The shooting marks a tragic turn for Ozar Hatorah, which was created in the wake of the Holocaust in the mid-1940s by a Syrian-born Jew intent on improving the lot of Jewish communities in the Middle East and North Africa.
In 2001 a classroom was burned down at a “Ozar Hatorah”, or “Treasure of the Torah”, school in the Paris suburb of Creteil, but the perpetrator turned out to be a pupil.
Amoyelle said Monday’s attack was a sign of growing danger.
“This was deliberate. Anti-semitic and deliberate, I have no doubt,” Amoyelle said by telephone as he was due to return to France. “I plan to install a zone of reinforced security.”
The creator of Ozar Hatorah, Isaac Shalom, opened schools in countries including Morocco, Iran, Libya and Syria to respond to what his network described as disastrous educational conditions.
As the region underwent upheaval and war following the creation of the state of Israel, Ozar Hatorah also followed the path of Jewish emigration, starting schools in France from the late 1960s as large numbers of North African Jews crossed the Mediterranean to escape heightened regional tensions.
“I was in France in 1967. I began with a school in Sarcelles (a Paris suburb), and there was already one in Lyon,” said Amoyelle, who now oversees 20 schools across Paris and cities like Marseille, Strasbourg and Aix-les-bains.

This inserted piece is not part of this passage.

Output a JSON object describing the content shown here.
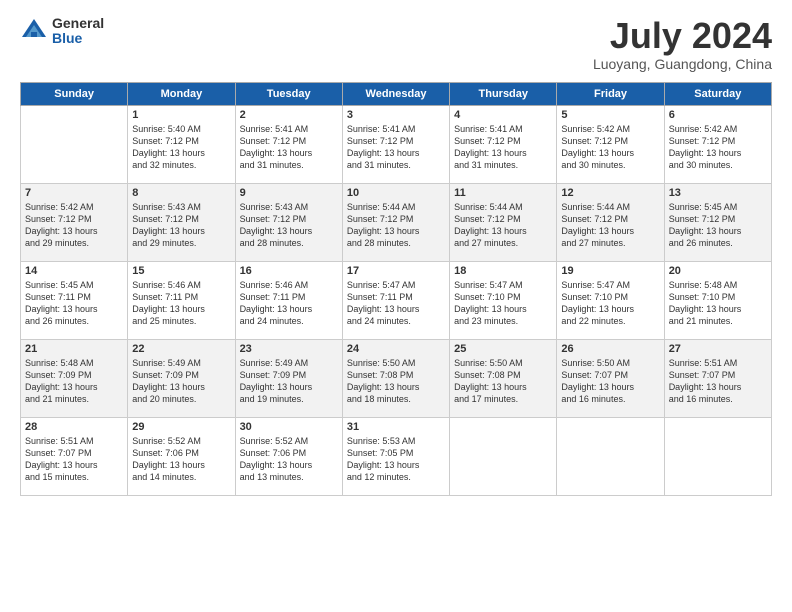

“These are schools that are perfectly integrated in the community,” he added, describing the educational program as offering two possibilities: a straightforward French education as well as a Jewish education rooted in history and religion.
Today there are over 30,000 students enrolled in Jewish schools in France, according to the French Jewish association CRIF. The number of enrolments has stabilized since 2005, according to Jewish education expert Patrick Petit-Ohayon.
Ozar Hatorah offers what Amoyelle describes as “a certain security”, a precious commodity for parents made wary by the arson attacks. Guards stand at the door to check visitors and the railings were elongated after 2001.
Parents and pupils have been left shocked and bewildered in an area they thought was safe.
“This area is very calm and as far as I know there had not been any threats,” said Laura, a parent at the school, who declined to give her last name.
Her daughter said teachers had hurried them into various rooms, including the synagogue, when the shooting broke out. “I didn’t see anything, but I heard several shots,” she said.
“It was scary.”
Additional reporting by Chine Labbe and John Irish; editing by Geert De Clercq and Philippa Fletcher